On July 18, fresh forage samples were collected from the paddocks that the goats have been grazing for the past two weeks. They were analyzed for nutritive content by Cumberland Valley Analytical Services.

Explanation of forage analysis
Dry  matter (DM) is the air-dried component of the feedstuff with all the moisture removed. Animals use nutrients on a dry matter basis. CP (crude protein) is based on the nitrogen content of the feed. It is 6.25 times the nitrogen content.

Neutral detergent Fiber (NDF) represents the total fiber content of the feedstuff. As NDF increases, intake is expected to decline. Acid detergent fiber (ADF) is the value that corresponds to the level of cellulose and lignin in the plant. Lignin is considered indigestible. ADF is an estimation of the component of the feedstuff that is indigestible. The greater the ADF value, the more indigestible the feedstuff.

Sunn Hemp + Dwarf Pearl Millet

Total digestible nutrients (TDN) is an estimate of the energy content of the feed or roughage. Typically, the greater the value, the more energy dense the feedstuff is considered. Relative Feed Value (RFV) is an index that ranks forages on NDF and ADF, as compared to full-bloom alfalfa which is assigned an RFV of 100.

Source:  Interpreting forage and feed analysis reports

Energy supplementation
The bucks continue to be supplemented with soybean hulls.
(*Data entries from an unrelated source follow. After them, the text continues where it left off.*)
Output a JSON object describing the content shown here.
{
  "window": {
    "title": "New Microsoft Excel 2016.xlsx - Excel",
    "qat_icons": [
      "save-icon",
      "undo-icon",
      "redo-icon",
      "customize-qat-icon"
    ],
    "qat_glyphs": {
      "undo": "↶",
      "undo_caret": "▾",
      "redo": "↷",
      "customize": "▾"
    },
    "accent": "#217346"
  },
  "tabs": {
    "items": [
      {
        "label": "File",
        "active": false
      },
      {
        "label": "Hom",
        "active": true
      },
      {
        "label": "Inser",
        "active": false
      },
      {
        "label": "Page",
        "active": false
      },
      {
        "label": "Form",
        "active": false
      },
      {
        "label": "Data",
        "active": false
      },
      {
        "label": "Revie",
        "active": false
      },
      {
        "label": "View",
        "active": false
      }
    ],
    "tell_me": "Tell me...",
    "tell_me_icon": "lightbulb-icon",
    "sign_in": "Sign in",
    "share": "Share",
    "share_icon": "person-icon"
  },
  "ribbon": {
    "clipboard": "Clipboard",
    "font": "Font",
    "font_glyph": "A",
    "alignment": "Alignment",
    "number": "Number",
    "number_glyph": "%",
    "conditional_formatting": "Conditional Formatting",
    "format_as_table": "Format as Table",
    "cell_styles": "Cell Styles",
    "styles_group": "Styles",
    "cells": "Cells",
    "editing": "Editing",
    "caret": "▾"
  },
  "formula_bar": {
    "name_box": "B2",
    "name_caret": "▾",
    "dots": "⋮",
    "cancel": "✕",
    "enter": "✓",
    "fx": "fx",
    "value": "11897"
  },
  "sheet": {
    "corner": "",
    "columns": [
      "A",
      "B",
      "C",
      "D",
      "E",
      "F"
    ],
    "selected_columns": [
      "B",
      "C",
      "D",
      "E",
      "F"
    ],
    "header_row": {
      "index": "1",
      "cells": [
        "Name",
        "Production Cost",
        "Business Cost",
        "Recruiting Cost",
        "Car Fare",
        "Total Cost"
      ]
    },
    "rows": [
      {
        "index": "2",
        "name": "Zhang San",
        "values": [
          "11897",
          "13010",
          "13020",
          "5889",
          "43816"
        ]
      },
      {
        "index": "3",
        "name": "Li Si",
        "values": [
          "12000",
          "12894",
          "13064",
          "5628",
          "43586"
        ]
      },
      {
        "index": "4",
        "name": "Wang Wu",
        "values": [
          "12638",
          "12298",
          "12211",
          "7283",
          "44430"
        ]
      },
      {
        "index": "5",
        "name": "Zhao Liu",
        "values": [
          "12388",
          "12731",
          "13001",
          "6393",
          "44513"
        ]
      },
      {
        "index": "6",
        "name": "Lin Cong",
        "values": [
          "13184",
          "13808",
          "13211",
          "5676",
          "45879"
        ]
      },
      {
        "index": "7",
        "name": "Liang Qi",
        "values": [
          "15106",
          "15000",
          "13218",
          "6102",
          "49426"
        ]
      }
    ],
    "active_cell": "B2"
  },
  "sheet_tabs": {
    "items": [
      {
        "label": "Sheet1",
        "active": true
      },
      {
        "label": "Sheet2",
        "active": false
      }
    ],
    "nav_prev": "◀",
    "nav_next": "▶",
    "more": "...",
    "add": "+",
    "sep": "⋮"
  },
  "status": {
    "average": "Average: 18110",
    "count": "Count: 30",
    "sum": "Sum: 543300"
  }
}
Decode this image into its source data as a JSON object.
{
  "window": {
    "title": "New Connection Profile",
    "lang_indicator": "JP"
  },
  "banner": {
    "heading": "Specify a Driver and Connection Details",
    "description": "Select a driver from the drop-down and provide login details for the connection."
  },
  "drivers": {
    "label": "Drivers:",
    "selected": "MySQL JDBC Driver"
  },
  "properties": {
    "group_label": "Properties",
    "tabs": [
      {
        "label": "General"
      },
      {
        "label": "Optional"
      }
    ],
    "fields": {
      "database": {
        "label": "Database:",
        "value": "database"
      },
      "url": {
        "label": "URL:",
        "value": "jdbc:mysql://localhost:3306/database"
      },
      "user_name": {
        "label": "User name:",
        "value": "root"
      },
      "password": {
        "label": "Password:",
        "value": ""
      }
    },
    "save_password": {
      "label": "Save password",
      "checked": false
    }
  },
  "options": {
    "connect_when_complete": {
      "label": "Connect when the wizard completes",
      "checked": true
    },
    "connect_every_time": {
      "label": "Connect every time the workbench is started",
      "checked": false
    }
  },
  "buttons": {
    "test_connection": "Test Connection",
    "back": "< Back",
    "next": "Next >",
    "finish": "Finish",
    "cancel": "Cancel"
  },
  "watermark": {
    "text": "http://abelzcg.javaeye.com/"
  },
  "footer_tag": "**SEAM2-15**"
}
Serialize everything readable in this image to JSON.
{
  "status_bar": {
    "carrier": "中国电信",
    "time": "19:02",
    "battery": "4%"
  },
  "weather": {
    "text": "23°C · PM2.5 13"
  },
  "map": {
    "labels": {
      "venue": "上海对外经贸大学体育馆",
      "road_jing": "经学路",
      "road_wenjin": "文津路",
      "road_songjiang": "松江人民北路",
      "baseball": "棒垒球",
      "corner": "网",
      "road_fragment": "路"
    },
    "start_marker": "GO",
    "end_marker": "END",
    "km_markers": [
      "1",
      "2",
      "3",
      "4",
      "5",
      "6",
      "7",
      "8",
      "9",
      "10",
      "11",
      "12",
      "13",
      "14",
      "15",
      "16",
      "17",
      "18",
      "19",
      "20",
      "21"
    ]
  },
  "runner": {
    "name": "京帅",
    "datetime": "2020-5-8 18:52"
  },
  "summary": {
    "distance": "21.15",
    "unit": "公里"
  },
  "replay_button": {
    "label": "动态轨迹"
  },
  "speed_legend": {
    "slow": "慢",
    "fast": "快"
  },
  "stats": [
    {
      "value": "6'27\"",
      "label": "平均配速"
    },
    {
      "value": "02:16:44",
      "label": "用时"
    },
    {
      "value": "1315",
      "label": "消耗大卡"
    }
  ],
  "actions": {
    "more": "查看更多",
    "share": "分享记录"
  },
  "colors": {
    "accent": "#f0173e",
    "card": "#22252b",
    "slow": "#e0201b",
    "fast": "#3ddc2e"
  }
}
They are currently consuming approximately 0.5 lbs. per head per day (approximately 1% of their body weight). The data received from the Animal Grazing Lab (in Texas) supports the wisdom of supplemental feeding of soy hulls (energy).